The more critical the software flaw, particularly for widely used applications, the more money researchers will earn. The $10,000 paid to Zovi in April represents a "fair baseline," says Forslof. As to the criticism, Forslof says she doesn't agree with Gartner's statement about responsible disclosure and public contests. Forslof, who five years ago was working in Microsoft's security response center and helped craft the responsible-disclosure guidelines that Microsoft sought to rally the security industry behind, says these standards are no longer relevant.
"They're basically dead," says Forslof about the OIS guidelines that defined responsible disclosure as not revealing anything about a security flaw until the vendor had a patch.
"The OIS standards were a valiant effort, but in the end the OIS was designed to help vendors manage things on their end," she says. The vulnerability research TippingPoint acquires helps it keep the TippingPoint intrusion-prevention system updated to protect against flaws before they are public.

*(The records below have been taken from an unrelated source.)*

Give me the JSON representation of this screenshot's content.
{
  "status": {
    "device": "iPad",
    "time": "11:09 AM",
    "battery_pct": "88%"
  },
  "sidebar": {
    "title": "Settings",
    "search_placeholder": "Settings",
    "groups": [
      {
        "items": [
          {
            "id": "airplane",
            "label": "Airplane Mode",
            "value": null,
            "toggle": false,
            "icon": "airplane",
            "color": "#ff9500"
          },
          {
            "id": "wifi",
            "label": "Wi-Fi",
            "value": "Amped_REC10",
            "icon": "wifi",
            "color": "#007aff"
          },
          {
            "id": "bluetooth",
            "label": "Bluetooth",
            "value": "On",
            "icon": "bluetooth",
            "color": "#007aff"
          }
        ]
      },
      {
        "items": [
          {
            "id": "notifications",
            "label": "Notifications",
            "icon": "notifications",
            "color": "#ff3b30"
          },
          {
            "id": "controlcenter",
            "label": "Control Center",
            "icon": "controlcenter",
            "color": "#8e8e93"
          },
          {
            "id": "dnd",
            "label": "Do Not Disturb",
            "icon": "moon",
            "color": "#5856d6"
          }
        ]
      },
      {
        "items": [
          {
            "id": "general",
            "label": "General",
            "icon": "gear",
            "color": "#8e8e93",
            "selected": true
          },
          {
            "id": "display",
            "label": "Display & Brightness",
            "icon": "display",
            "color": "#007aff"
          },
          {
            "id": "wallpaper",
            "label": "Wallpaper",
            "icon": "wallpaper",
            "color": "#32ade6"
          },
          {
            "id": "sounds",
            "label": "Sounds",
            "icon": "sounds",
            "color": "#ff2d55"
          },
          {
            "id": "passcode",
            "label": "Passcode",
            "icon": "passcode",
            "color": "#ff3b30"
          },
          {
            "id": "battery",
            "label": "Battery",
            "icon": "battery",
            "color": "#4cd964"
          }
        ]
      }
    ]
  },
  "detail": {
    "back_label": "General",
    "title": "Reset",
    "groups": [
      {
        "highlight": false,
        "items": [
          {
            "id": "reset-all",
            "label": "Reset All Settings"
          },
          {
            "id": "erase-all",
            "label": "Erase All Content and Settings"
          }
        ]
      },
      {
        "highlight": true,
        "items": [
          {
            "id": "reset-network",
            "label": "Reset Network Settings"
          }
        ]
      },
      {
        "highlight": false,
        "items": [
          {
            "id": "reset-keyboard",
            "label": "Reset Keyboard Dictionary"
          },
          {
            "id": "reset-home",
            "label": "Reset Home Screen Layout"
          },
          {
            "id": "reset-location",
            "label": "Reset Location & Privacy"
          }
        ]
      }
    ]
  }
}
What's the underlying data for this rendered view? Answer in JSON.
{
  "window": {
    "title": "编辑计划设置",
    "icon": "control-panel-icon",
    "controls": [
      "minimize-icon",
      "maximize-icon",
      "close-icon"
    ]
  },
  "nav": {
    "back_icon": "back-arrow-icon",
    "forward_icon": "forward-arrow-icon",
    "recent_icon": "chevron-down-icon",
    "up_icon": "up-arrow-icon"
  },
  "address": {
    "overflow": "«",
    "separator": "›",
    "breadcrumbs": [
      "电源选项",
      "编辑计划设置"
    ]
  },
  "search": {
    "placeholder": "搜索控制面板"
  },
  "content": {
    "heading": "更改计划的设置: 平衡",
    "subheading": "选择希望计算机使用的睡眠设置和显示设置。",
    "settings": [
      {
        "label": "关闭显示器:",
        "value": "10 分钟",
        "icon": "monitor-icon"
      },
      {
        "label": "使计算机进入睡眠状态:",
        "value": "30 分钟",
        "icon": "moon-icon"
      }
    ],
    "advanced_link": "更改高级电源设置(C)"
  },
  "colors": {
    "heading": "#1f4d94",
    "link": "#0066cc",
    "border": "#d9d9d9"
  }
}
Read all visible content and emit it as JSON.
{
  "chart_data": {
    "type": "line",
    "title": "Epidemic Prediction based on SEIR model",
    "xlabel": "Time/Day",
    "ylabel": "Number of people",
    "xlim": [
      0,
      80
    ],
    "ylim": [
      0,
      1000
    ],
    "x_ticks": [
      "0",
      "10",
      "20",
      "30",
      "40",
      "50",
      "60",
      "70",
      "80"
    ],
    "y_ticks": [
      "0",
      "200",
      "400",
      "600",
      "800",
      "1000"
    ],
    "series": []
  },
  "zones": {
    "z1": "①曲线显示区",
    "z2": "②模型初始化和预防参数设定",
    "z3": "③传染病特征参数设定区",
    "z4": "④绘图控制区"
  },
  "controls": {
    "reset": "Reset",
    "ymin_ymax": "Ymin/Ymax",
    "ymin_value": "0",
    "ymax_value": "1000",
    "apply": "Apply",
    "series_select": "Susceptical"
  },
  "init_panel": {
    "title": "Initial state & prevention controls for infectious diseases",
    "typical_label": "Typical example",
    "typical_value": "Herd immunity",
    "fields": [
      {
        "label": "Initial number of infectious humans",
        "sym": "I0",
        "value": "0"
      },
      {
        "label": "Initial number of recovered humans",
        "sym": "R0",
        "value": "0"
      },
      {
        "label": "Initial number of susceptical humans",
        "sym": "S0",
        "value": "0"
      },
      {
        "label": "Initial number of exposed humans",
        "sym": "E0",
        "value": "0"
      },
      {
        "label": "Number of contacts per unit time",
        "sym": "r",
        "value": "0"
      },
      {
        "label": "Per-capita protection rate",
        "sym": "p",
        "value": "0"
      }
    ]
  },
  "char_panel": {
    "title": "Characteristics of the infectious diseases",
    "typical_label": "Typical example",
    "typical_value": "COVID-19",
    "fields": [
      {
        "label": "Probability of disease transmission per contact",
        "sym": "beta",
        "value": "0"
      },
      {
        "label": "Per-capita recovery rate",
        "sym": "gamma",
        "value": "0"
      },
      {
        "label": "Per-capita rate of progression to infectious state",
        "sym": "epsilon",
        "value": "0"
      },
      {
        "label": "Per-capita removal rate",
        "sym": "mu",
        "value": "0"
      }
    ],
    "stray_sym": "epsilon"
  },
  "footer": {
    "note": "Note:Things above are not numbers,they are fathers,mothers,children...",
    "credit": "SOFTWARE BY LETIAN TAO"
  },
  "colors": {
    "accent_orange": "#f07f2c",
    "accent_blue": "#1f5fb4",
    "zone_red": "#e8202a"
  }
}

McAfee, which does support the OIS guidelines, opposes sharing information with a customer until a patch is ready. Dave Marcus, McAfee's security research and communications manager, said McAfee also opposes paying outside researchers for vulnerability information, saying it's a bad incentive that pushes security research "over the deep end."
Kris Lamb, director of the X-force research-development team at IBM's Internet Security Systems division, says paying contractors for vulnerabilities doesn't make it ethical or safe. "They are creating a cottage-industry market of purchasing of unsanitized vulnerability information," he says. "It's an illusion of control. They only know what the researcher wants them to know. They're brokering information that makes the world less safe."
To such criticisms, VeriSign and TippingPoint respond they only deal with reputable security researchers.
"We track the bad actors," says VeriSign's Denning, adding that hacker groups like Wicked Rose in China or the Russian Business Network won't be paid by VeriSign. "We know what they are."
Into the midst of this debate, Frost & Sullivan last month issued its first study on vulnerability research to analyze which players are doing the most in terms of points scored in the number of vulnerabilities found.
According to Frost & Sullivan's "2006 World Vulnerability research market," VeriSign and TippingPoint, the only two security vendors known to be paying big bucks for software flaws, topped the list and accounted for about a quarter of the total 509 reported Windows, Linux/Unix and Macintosh vulnerabilities. The remainder were logged by about 70 others, including eEye Digital Security, Red-Database Security GmbH, ISS and McAfee.
Rob Ayoub, Frost & Sullivan's industry manager in network security, says the research suggests that software vendors don't often find security flaws in their products on their own, and that independent vulnerability researchers, with the exception of a few like Austin-based H.D. Moore, may be flocking to those who pay them rather than publicizing finds on their own.
The responsible-disclosure question is an important one because it has a direct effect on customer security, says Amichai Shulman, chief technology officer at Imperva.
"We knew about an incredible Oracle exploit in 2005 and we told them, and it took them five months to patch it," he says. "And three months ago, we discovered something in a large commercial database software, and it's not fixed now."
"As a rule, we don't disclose it to customers if we don't see it being exploited. But if I know of a vulnerability, sooner or later someone else will know of it," he said. One of the main pressures holding down the public disclosure of security flaws is that several vendors, including Microsoft, Oracle, and Sybase, among others, have threatened lawsuits in the past. "They say, by disclosing it, you're endangering our customers, so there's a danger of being sued."
This story, "Does Exposing Flaws Promote Security?" was originally published by Network World.